According to Graham, Engel did, indeed, get hacked in the cafe -- but not because he connected to their wifi. Graham argues that he would have only been at more risk of the breach in Russia than in the U.S. because Google promotes home-country sites, so he is more likely to have been directed to a fake Olympics site in a Russian cafe than an American one. But other than that, any breach could have been avoided by basic Internet safety measures like, in Graham’s words, “don’t click on stuff.” Graham says the only other thing he learned from Engel is "don't let Richard Engel borrow your phone,” but that Wilhoit did offer some helpful information -- although the NBC segment didn’t broadcast it:

[Wilhoit is] working on a blog with the full technical details. I'm sure it'll be great, with lots of details about what hackers can find with Maltego, the dangers of hostile websites, and so on -- the sort of great information totally lost in the nonsense that is the NBC story.

According to CNET, NBC has yet to respond to the allegation. But some techies on Twitter have already sided with Graham and are favoring his perspective.

Even if Engel's story is false, people in Sochi should probably be careful about how they use their devices. You wouldn't want a dancing mall bear to take off with your personal information.

Update: NBC has responded to Graham's blog post, calling it "completely without merit." In a statement, an NBC News representative issued a point-by-point reaction:
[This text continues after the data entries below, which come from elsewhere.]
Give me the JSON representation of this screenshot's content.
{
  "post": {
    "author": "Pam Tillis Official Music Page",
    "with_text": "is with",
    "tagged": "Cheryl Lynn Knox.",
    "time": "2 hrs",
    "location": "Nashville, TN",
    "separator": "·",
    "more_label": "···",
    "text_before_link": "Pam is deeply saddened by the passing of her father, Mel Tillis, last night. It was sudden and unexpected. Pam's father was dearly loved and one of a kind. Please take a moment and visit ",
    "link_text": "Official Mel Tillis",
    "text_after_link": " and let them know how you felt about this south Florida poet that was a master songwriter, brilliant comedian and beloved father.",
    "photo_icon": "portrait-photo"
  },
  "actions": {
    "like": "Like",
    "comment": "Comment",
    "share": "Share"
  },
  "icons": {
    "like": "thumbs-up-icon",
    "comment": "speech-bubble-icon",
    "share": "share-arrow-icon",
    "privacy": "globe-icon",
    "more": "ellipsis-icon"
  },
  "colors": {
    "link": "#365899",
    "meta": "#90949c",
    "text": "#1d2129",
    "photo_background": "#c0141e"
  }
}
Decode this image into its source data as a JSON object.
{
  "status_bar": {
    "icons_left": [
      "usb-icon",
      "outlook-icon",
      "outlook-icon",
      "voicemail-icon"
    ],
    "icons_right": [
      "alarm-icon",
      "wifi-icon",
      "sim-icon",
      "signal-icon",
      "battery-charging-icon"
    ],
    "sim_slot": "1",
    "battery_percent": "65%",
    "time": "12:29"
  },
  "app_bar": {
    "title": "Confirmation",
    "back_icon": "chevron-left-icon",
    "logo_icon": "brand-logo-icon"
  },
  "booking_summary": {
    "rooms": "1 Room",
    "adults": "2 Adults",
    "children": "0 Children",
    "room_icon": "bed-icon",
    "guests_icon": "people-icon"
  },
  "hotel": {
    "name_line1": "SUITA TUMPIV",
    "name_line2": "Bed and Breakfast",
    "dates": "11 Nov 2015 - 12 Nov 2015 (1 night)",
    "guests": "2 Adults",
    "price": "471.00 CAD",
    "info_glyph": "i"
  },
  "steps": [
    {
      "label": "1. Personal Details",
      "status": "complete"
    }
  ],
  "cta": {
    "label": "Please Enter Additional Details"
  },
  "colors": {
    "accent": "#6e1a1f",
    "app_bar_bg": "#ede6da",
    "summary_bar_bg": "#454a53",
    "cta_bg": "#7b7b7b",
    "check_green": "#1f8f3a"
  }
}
1- From the very first frame it was made absolutely clear that the piece was taped in Moscow. Richard welcomed the expert to Moscow on camera, in front of a well-known Moscow landmark.
2- Of course this type of cyber attack can happen anywhere in the world, but the point we were demonstrating is that a user is more likely to be targeted by hackers while conducting search in Russia, and that such attacks happen with alarming speed from the moment a user goes online.
3- The story was designed to show how a non-expert can easily fall victim to a cyber attack when they are deceived into downloading a piece of malicious software that is disguised as a friendly message or alert. Just like any regular user, Richard went online, searched sites and was very quickly targeted and received a tailored fake message designed to trick him into downloading the software.

The representative added that "we also simultaneously published a 3-minute video on for viewers more interested in the technical details, and it goes into more depth about how we conducted the experiment and what the results were."

This article is from the archive of our partner The Wire.